Welcome to our new web site!
To give our readers a chance to experience all that our new website has to offer, we have made all content freely avaiable, through October 1, 2018.
During this time, print and digital subscribers will not need to log in to view our stories or e-editions.
Las Cruces Bulletin
Hear ye, hear ye! The Doña Ana Arts Council’s annual Renaissance ArtsFaire returns for its 44th year, welcoming lords and ladies of all ages to Young Park for two days of post-medieval mirth and merriment from 10 a.m. to 5 p.m. Saturday, Nov. 7, and 10 a.m. to 4 p.m. Sunday, Nov. 8.
Since its humble beginnings in 1971 as the Holy Cross CraftFaire, a small-scale arts and crafts fair held in the parking lot of Mesilla’s Holy Cross Retreat, the Renaissance ArtsFaire, renamed in the 1980s with its move to its current home at Young Park, has grown leaps and bounds, drawing artisans from far and wide to the region’s largest juried art show and staying fresh each year while maintaining its deeply rooted traditional feel.
Now the fair draws more than 20,000 visitors each year from all over the country, some even internationally, eager to browse the more than 150 booths from artists the nation over peddling their finest wares – ceramics, glasswork, drawings and prints, gourd art, precious and non-precious jewelry, metal, leather, wood, mixed-media, photography, sculpture, textiles, toys and more. A Crafts Area will offer smaller, more affordable creations from local and national artisans but of the same quality and caliber of the faire’s featured fine artists.

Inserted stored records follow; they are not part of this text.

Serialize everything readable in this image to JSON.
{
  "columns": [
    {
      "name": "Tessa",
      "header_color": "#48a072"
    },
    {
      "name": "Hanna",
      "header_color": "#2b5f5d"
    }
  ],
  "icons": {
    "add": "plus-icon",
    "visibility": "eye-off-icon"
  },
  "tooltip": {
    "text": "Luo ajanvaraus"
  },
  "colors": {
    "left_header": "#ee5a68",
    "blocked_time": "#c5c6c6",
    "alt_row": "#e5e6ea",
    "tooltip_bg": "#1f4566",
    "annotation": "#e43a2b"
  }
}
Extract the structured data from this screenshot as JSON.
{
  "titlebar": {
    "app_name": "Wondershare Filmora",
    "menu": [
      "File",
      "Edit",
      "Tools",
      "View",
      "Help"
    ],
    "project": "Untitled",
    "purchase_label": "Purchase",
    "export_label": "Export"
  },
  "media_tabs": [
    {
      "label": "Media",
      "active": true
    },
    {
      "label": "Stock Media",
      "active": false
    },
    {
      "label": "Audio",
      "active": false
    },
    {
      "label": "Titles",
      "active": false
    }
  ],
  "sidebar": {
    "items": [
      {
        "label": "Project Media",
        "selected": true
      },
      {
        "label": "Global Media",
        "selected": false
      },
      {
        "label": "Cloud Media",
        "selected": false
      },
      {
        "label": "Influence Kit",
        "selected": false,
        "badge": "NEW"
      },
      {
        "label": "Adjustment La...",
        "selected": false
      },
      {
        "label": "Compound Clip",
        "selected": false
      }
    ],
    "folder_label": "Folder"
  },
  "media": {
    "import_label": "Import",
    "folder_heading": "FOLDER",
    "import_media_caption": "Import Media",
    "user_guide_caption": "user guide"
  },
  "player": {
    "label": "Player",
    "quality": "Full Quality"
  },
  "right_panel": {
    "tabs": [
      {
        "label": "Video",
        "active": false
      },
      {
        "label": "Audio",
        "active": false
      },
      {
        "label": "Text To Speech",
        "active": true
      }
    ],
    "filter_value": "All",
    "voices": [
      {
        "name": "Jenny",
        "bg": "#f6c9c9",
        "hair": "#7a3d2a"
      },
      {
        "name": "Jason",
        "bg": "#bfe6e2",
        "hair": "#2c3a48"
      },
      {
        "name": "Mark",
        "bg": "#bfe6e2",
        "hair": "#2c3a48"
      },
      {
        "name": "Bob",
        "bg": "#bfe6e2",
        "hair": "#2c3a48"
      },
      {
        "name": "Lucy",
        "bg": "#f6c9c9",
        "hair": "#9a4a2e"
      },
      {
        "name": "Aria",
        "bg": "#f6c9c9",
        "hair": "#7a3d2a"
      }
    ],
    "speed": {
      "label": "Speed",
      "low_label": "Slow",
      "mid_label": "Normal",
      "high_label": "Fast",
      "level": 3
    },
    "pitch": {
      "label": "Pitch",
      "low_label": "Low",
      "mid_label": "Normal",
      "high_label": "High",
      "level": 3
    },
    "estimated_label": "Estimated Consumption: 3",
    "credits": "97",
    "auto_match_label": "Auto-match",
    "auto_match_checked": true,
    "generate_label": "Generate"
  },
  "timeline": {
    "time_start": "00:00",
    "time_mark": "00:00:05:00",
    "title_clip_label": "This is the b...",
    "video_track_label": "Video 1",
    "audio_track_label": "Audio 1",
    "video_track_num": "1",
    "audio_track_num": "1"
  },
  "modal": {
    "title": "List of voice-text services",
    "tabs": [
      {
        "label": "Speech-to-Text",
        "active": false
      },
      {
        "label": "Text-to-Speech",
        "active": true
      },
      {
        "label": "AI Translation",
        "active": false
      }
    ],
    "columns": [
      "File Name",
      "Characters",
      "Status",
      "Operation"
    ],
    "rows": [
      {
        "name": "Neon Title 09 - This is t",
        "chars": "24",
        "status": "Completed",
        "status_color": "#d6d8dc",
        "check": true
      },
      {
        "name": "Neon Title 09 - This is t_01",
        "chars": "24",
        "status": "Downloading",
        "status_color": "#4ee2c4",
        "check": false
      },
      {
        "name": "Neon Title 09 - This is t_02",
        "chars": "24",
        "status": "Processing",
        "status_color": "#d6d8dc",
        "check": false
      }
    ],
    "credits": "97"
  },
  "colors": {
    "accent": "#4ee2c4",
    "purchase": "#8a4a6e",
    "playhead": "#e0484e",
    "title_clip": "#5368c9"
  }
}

A plethora of arts, crafts and food vendors, offering fare such as Rat on a Stick and Dragon Legs – teriyaki chicken skewers and turkey legs – partner with more than 75 local nonprofit and community organizations, many of which raise much of their annual funding during the festival, reinforcing the Renaissance ArtsFaire’s status and one of Las Cruces’ truest community events.
Entertainment throughout the weekend will include live music, jugglers, magicians and storytellers on the Rio Grande Main Stage, in addition to daily performances by Robert the Ratcatcher – aka Bob Diven – flinging vermin high into the sky from his specially designed Ratapult, and the daily Royal Procession, where kings, queens, jokers and peasants alike wend their way through the festival grounds decked in full period regalia – not to mention thrilling battles from the Society for Creative Anachronism and AmtGard and the return of Magellan the Dragon, back last year and better than ever after his ill-fated encounter with the Black Knight.
This year, with a grant from New Mexico True, the dominion of the Renaissance ArtsFaire has expanded to include several new, unexplored realms. Included in these new territories is a horse-mounted jousting arena in the south-easternmost field, as well as the new Dragon’s Eye Tavern, spanning from the pavilion to the water’s edge, which will offer libations from High Desert Brewing Co., Pecan Grill and Brewery, Bosque Brewing Company and St. Clair Winery for guests 21 and older.
Perhaps the faire’s most exciting new addition, though, is the exotic New World wonders of the Artistas del Camino Real – the artists of El Camino Real del Tierra Ardento or the Spanish “Royal Road of the Interior Land” that linked Mexico City with San Juan Pueblo in northern New Mexico, along which the Spanish conquistadors traveled – who will demonstrate some of the traditional Spanish Colonial and Native American art forms that were developing along the Camino during the time of the Renaissance, roughly 1590 to 1700.
The Artistas include Virginia Romero and Geraldine Flores de Silva, retablo makers; Hector Gallegos and Laura Burgarini, Mata Ortiz potters; Teresa Guerra, weaver; Juan Lopez, silverworker; Yolanda Martinez, Native American drum-maker; Margarito Mondragon, bulto maker; and Travis Terry, who creates Native American flutes. The Artistas can be found near the faire’s main entrance in the Camino Real Panorama.
Returning this year is the free Royal Shuttle, which whisks guests from the southwestern parking lot of Mesilla Valley Mall (near Cineport 10) to the festival and back, with runs approximately every 15 minutes. Shuttles begin at 9 a.m. each day and run until festival close.
Admission is $6 for adults. Children 12 and younger are admitted free. Proceeds from the event go to support the continued work of the Doña Ana Arts Council promoting and preserving the arts in the Mesilla Valley through programs and special events, education and community outreach. For more information, visit www.daarts.org or call 523-6403.
Zak Hansen can be reached at firstname.lastname@example.org.